Humans are social creatures by nature, but yet many of us hate "networking."
Why is that? To anyone who has been on the receiving end of an obviously self-interested, sharky introduction, or who has had their inherently introverted nerves shredded by a day of conference small talk, well, the answer is obvious.
Connecting with interesting people can be fun, but combining that activity with an awareness of your business interests is, for many, a recipe for self-consciousness and awkwardness. But if you value authenticity and haven't been born with the gift of gab, fear not. There are plenty of suggestions on how you can get to know more fascinating people involved in entrepreneurship without enduring too many cringe-worthy encounters.
For ideas on how to rethink networking, look no further than the Young Entrepreneur Council and career columnist Alexandra Levit, both of whom have offered refreshing, out-of-the-box networking advice recently.
"Go au naturale (so to speak)."

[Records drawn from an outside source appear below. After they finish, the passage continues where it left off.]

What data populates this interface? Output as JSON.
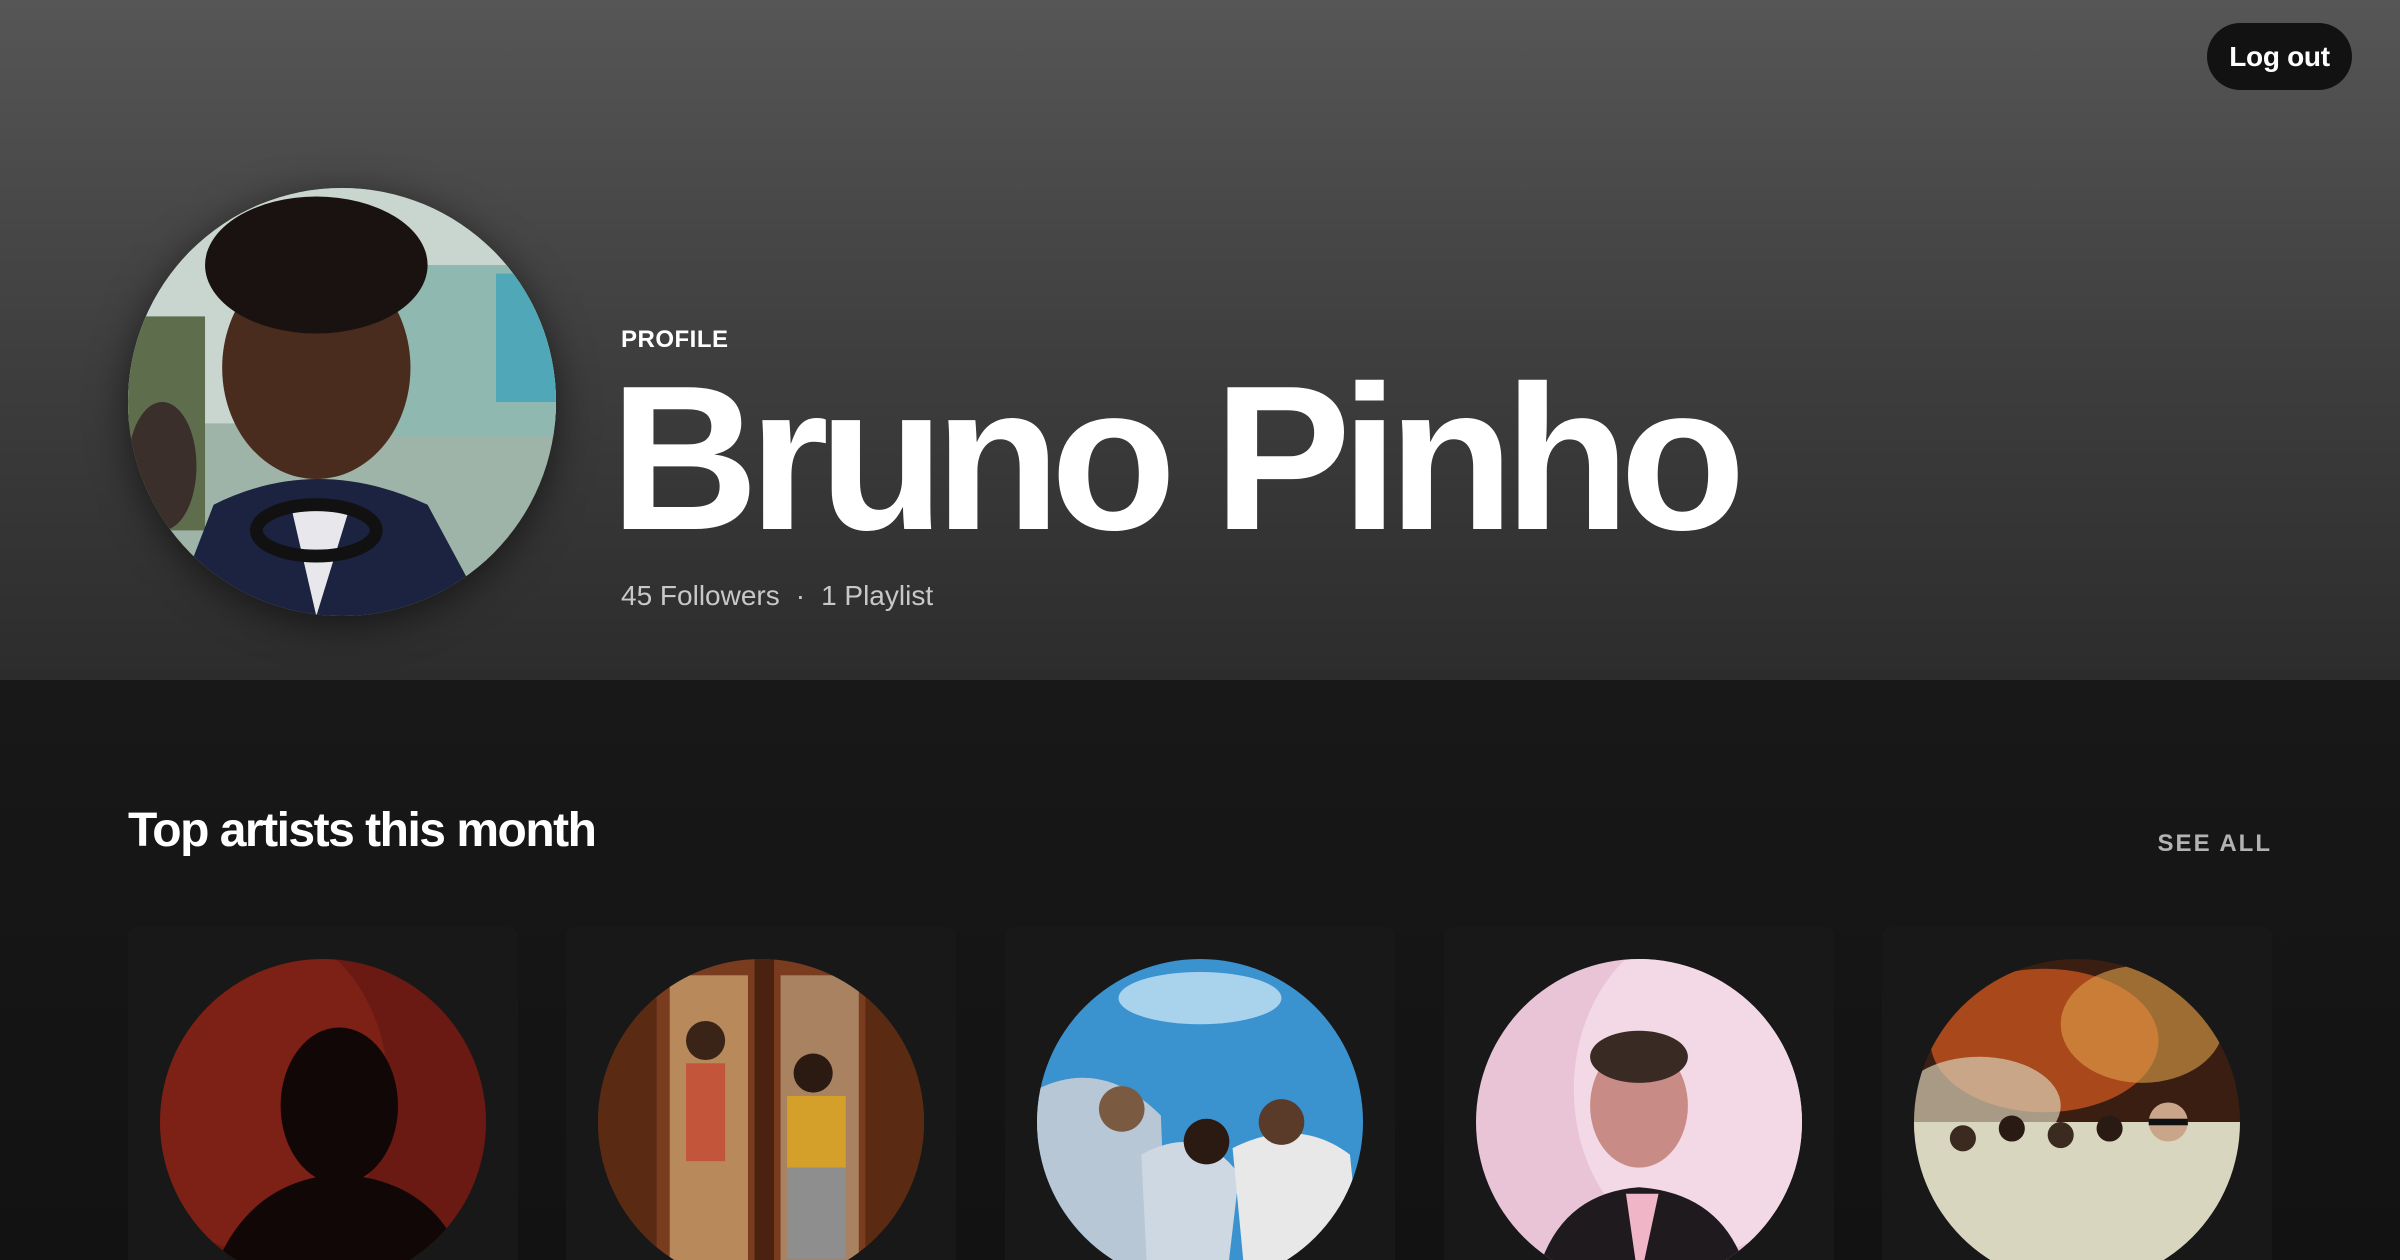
{
  "header": {
    "logout_label": "Log out",
    "profile_label": "PROFILE",
    "name": "Bruno Pinho",
    "followers": "45 Followers",
    "separator": "·",
    "playlists": "1 Playlist"
  },
  "section": {
    "title": "Top artists this month",
    "see_all_label": "SEE ALL"
  },
  "artists": [
    {
      "icon": "artist-silhouette-red"
    },
    {
      "icon": "artist-group-doorway"
    },
    {
      "icon": "artist-group-sky"
    },
    {
      "icon": "artist-portrait-pink"
    },
    {
      "icon": "artist-group-space"
    }
  ],
  "colors": {
    "background": "#121212",
    "card": "#181818",
    "header_top": "#565656",
    "muted_text": "#b3b3b3"
  }
}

The YEC recently tackled the nerve-wracking experience of attending a professional event where you don't know anyone, offering this simple but powerful advice: "Stumped for something to say? You're likely not the only one. Walk up and introduce yourself, and then tell people it's your first time there and you don't know anyone. People connect with authenticity."
It's good advice for any networking encounter--authenticity is a great foundation.
Invest in your network, literally.
"Create an 'intriguing people' fund," suggests Levit in a post that culls networking ideas from the book Start-Up of You. What does she mean? "Funnel a certain percentage of your paycheck into a bucket that pays for coffees, lunches, and the occasional plane ticket to meet new people and shore up existing relationships," she advises.
With a little money set aside for enjoyable activities like travel or a happy hour catch up, you're more likely to invite someone to meet up and more likely to frame the encounter as pleasant rather than fraught.
Don't network, catalyze.
Another thoughtful YEC post on networking suggests those who are jittery about making connections should re-conceive of their role not as networking but as catalyzing, shifting the focus from yourself and your needs to the needs and interests of others.
"In business and beyond, I've found myself to be a 'catalyst' at creating collisions of smart people and bright ideas. I help co-create unique platforms to connect the select individuals who can help each other," writes Yanik Silver in the post, suggesting otherer entrepreneurs try fulfilling a similar role and offering ideas on how to put the idea into practice.
Spur yourself with 'the layoff test.'
This is another bit of advice via Levit. Having a hard time talking yourself into reaching out to people? She suggests you ask yourself this question: "If you got laid off from your job today, who are the 10 people you'd e-mail for advice on what to do next? Reach out to them now, when you don't need anything specifically."
As an entrepreneur, you might not have a traditional gig to get laid off from, but the basic idea still holds. Who would you call if you were in a bind or your company was in crisis? Why not pick up the phone or bang out an email to them now?
Do you consciously think about networking or take a more organic approach to expanding your circle of connections?